Task details:
Check each line of the data for "content", and copy the ones that have it.

Entries provided:
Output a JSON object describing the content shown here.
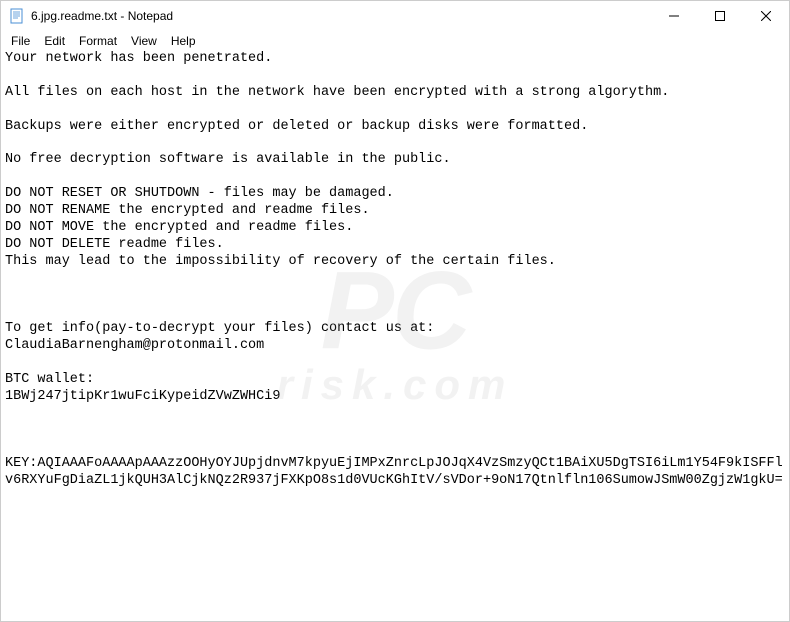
{
  "window": {
    "title": "6.jpg.readme.txt - Notepad"
  },
  "menu": {
    "file": "File",
    "edit": "Edit",
    "format": "Format",
    "view": "View",
    "help": "Help"
  },
  "content": {
    "text": "Your network has been penetrated.\n\nAll files on each host in the network have been encrypted with a strong algorythm.\n\nBackups were either encrypted or deleted or backup disks were formatted.\n\nNo free decryption software is available in the public.\n\nDO NOT RESET OR SHUTDOWN - files may be damaged.\nDO NOT RENAME the encrypted and readme files.\nDO NOT MOVE the encrypted and readme files.\nDO NOT DELETE readme files.\nThis may lead to the impossibility of recovery of the certain files.\n\n\n\nTo get info(pay-to-decrypt your files) contact us at:\nClaudiaBarnengham@protonmail.com\n\nBTC wallet:\n1BWj247jtipKr1wuFciKypeidZVwZWHCi9\n\n\n\nKEY:AQIAAAFoAAAApAAAzzOOHyOYJUpjdnvM7kpyuEjIMPxZnrcLpJOJqX4VzSmzyQCt1BAiXU5DgTSI6iLm1Y54F9kISFFlv6RXYuFgDiaZL1jkQUH3AlCjkNQz2R937jFXKpO8s1d0VUcKGhItV/sVDor+9oN17Qtnlfln106SumowJSmW00ZgjzW1gkU="
  },
  "watermark": {
    "main": "PC",
    "sub": "risk.com"
  }
}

Exercise response:
Output a JSON object describing the content shown here.
  "content": {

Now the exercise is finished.